Digital Version of Rat Brain Fires Like The Real Thing
The brain is going digital. A tiny piece of a rat’s brain has been reconstructed in minute detail in a computer. The digital piece of brain, which includes 31,000 neurons and their 37 million synapses, fires like the real thing, and is already revealing fresh clues as to how the brain works.
The simulation is the first significant achievement of the Blue Brain project, which was launched 10 years ago by Henry Markram at the Swiss Federal Institute of Technology in Lausanne, Switzerland. Today’s breakthrough represents the first step to a larger goal – creating a digital model of the entire human brain to probe consciousness itself.
Transplanting Pig Organs in Humans
To address the limited supply of organs available to a growing list of patients awaiting transplants, we might have to look outside our species.
Transplanting pig organs into humans, believe it or not, is one of the more promising options to address the dearth of organs available for those who need them. Pigs and humans share a number of physiological and anatomical similarities, but pigs also carry harmful viruses in their genome making pig-to-human transplants dangerous. Now, researchers say, they can simply remove the viruses native to pig cells, reviving the idea of xenotransplantation — using animal organs in humans.
Universal Wireless Charger Coming
A wireless charger that’s compatible with different consumer electronics from different brands is one step closer to becoming a reality thanks to research by electrical engineers at the University of California, San Diego.
Researchers have developed a dual frequency wireless charging platform that could be used to charge multiple devices, such as smartphones, smartwatches, laptops and tablets, at the same time—regardless of which wireless standard, or frequency, each device supports.
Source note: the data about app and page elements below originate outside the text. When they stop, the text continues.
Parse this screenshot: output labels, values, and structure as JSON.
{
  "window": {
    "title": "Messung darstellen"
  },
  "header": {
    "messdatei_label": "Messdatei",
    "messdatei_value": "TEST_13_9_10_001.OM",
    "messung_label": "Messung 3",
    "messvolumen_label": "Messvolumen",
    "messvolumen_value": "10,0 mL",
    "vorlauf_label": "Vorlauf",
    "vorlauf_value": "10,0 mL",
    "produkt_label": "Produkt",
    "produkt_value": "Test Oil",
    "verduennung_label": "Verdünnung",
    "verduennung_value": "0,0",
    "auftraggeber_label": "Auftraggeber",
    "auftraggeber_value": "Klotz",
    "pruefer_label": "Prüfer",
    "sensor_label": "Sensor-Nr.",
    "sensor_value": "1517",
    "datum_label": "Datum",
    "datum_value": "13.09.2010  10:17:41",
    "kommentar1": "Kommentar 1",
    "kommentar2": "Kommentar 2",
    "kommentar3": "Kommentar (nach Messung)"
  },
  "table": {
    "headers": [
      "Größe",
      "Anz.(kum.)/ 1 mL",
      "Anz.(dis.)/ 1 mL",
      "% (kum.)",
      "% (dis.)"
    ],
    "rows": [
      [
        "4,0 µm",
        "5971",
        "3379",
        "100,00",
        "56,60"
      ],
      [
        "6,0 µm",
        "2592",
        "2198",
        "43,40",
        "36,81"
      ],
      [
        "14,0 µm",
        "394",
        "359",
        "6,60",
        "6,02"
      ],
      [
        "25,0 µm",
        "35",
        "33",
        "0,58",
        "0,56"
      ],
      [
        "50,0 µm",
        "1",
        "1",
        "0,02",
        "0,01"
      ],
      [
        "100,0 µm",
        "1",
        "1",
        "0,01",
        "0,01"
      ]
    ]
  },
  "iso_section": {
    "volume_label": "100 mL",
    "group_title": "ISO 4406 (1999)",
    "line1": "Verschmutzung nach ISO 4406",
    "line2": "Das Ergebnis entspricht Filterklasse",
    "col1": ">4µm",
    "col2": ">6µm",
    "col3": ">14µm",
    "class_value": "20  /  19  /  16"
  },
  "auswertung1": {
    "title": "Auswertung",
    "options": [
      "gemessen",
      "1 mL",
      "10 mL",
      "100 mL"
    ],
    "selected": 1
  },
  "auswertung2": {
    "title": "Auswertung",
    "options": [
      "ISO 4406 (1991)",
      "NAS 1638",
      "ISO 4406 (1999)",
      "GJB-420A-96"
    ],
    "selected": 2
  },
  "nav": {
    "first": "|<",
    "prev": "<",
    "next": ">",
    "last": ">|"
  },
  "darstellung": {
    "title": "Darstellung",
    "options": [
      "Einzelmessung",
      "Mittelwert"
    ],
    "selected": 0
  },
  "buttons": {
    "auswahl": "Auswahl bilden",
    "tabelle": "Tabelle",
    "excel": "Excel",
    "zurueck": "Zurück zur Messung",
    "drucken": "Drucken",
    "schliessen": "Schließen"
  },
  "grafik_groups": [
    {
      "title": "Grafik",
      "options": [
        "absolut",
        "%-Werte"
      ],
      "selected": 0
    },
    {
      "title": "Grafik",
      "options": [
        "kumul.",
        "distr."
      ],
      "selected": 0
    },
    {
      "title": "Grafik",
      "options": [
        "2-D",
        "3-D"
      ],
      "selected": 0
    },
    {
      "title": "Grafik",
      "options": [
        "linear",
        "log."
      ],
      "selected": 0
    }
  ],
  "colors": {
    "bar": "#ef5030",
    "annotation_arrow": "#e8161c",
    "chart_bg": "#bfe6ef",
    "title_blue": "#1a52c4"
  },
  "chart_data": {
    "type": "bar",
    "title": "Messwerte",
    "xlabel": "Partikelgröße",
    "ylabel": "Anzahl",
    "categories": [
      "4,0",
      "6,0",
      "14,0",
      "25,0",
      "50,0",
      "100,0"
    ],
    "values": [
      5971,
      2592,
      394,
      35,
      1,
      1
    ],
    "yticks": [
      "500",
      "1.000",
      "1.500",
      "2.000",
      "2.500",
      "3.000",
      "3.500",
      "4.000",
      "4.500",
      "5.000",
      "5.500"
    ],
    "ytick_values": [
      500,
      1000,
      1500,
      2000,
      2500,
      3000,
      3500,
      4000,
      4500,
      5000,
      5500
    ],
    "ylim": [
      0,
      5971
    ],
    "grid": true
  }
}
Know any interesting stories we missed?Let us know in the comments!